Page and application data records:
━━━━━━━━

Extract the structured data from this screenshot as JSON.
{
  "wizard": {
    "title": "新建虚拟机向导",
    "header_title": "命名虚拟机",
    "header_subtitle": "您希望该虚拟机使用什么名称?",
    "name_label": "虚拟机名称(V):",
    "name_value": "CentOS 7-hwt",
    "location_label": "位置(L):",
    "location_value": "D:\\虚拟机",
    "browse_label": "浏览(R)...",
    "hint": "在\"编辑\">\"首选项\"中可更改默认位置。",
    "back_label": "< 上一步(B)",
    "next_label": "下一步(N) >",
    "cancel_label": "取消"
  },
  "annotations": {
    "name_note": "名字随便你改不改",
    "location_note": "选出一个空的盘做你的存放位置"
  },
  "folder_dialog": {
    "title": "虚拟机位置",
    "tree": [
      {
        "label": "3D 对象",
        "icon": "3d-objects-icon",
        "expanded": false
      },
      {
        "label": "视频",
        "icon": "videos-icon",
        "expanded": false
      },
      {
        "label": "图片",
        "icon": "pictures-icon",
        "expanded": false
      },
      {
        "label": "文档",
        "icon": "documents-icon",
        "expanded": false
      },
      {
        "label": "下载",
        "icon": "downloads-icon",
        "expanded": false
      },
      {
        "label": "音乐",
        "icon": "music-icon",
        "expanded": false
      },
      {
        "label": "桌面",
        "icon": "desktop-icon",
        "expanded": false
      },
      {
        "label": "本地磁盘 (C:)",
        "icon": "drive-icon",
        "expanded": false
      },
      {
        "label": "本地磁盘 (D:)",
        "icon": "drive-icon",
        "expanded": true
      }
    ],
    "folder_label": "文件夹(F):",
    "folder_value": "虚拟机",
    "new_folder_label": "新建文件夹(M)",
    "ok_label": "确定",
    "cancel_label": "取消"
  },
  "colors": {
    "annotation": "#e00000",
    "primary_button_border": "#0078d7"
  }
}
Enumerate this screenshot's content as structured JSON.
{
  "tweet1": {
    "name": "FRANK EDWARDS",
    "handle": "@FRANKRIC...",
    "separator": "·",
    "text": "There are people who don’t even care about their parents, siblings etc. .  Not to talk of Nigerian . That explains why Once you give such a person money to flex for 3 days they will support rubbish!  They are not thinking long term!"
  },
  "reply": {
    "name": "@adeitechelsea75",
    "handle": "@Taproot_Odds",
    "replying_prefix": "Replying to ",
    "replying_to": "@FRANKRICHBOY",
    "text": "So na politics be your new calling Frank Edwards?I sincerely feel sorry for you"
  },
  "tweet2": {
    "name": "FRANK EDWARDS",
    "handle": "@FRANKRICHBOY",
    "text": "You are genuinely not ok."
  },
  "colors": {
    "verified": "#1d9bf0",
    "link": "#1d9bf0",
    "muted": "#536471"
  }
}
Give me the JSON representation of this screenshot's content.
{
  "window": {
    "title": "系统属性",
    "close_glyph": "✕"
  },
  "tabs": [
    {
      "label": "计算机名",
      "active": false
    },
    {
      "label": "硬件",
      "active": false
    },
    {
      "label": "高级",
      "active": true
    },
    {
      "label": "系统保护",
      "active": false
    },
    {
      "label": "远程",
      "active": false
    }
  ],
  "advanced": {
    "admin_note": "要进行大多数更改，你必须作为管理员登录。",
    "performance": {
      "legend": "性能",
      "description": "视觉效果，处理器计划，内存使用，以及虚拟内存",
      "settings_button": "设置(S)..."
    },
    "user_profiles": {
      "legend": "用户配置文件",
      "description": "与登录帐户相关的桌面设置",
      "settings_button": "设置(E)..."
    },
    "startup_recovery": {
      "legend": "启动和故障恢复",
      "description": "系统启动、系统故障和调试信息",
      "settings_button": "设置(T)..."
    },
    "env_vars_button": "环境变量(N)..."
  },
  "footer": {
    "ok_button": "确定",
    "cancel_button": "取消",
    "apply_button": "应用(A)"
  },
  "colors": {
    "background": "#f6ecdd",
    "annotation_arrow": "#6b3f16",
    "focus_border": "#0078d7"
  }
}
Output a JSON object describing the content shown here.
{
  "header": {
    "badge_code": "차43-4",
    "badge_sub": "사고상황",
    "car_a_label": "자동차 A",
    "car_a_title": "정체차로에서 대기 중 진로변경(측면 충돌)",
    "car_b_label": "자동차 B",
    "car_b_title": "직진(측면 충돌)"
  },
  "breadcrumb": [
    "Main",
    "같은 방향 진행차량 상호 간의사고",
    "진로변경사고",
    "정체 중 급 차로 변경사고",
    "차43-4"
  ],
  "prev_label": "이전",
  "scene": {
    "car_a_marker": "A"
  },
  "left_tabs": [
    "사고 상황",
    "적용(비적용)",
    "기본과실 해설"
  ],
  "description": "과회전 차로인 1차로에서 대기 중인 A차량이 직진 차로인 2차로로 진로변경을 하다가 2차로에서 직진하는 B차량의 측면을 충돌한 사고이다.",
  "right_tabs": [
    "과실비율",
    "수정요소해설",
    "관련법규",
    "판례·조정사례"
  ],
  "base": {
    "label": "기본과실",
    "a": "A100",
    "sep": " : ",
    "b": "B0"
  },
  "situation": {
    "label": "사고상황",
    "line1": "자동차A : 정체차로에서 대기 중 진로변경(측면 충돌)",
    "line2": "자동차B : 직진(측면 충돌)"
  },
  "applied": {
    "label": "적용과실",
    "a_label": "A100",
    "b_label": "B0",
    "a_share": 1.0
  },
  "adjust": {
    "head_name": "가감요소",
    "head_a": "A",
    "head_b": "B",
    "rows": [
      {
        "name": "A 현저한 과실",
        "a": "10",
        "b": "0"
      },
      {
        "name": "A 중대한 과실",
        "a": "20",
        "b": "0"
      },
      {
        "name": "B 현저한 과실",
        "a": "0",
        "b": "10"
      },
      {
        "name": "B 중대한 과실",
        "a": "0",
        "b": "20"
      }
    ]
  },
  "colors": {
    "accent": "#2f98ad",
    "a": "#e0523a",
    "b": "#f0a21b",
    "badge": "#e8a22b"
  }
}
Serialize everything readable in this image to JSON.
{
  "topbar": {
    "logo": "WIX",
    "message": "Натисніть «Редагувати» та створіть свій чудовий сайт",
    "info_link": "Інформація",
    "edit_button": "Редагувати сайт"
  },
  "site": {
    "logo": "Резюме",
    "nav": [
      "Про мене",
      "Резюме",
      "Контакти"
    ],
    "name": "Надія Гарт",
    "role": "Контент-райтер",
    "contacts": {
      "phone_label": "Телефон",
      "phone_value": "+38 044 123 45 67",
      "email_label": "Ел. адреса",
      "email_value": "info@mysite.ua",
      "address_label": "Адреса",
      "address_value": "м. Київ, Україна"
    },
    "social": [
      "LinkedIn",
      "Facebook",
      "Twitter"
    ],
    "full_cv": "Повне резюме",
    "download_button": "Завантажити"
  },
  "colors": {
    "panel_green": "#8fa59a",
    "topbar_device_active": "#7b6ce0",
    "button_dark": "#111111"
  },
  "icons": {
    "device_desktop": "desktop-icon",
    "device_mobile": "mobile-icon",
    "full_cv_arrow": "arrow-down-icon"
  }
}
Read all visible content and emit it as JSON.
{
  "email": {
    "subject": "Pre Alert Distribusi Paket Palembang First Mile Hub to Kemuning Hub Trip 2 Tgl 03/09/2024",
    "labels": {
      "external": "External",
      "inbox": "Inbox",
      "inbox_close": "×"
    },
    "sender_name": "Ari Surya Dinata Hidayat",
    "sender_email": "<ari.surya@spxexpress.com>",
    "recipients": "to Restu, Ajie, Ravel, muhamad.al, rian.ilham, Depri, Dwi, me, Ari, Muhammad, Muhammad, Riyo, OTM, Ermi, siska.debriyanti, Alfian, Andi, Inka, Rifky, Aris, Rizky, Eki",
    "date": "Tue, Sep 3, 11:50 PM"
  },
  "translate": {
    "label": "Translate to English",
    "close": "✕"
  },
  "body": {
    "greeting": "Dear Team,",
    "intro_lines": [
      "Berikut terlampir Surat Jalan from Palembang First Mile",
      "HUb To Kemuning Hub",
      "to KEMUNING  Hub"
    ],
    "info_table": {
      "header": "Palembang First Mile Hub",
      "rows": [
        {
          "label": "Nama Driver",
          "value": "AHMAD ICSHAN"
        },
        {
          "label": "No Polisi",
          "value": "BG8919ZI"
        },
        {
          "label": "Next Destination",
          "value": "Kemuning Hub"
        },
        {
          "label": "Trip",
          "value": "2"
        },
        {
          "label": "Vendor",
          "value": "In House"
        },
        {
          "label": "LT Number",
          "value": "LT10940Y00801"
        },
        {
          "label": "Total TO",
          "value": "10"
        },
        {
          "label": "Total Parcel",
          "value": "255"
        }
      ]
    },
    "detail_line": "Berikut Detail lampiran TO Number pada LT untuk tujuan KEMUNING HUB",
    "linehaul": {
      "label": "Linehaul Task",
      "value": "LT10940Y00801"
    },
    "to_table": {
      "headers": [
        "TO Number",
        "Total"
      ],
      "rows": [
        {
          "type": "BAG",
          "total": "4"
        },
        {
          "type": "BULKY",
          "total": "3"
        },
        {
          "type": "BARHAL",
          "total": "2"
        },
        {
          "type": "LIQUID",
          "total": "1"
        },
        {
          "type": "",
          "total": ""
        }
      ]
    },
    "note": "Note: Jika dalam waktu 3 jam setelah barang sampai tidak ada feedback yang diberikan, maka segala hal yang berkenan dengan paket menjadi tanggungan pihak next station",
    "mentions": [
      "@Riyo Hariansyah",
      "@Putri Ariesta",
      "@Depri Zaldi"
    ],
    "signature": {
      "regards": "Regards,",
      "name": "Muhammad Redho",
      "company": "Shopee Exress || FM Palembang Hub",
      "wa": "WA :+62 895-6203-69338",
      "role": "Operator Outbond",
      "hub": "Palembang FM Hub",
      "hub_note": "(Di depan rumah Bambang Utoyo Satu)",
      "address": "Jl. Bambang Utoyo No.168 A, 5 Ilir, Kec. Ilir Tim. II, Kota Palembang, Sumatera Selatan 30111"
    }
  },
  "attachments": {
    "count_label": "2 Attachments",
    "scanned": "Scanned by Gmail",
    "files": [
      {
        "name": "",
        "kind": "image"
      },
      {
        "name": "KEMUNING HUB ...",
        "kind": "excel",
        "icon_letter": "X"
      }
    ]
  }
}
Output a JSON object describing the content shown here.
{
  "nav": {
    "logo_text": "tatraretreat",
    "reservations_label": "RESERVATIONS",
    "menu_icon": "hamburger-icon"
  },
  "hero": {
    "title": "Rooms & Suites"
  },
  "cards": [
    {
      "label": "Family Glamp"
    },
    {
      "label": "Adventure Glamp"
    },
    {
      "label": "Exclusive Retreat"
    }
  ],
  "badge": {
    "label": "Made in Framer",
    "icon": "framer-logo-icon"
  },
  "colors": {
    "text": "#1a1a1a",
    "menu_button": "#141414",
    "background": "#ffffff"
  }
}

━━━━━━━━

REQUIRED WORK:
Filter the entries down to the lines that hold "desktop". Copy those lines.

COMPLETED EXERCISE:
        "icon": "desktop-icon",
    "device_desktop": "desktop-icon",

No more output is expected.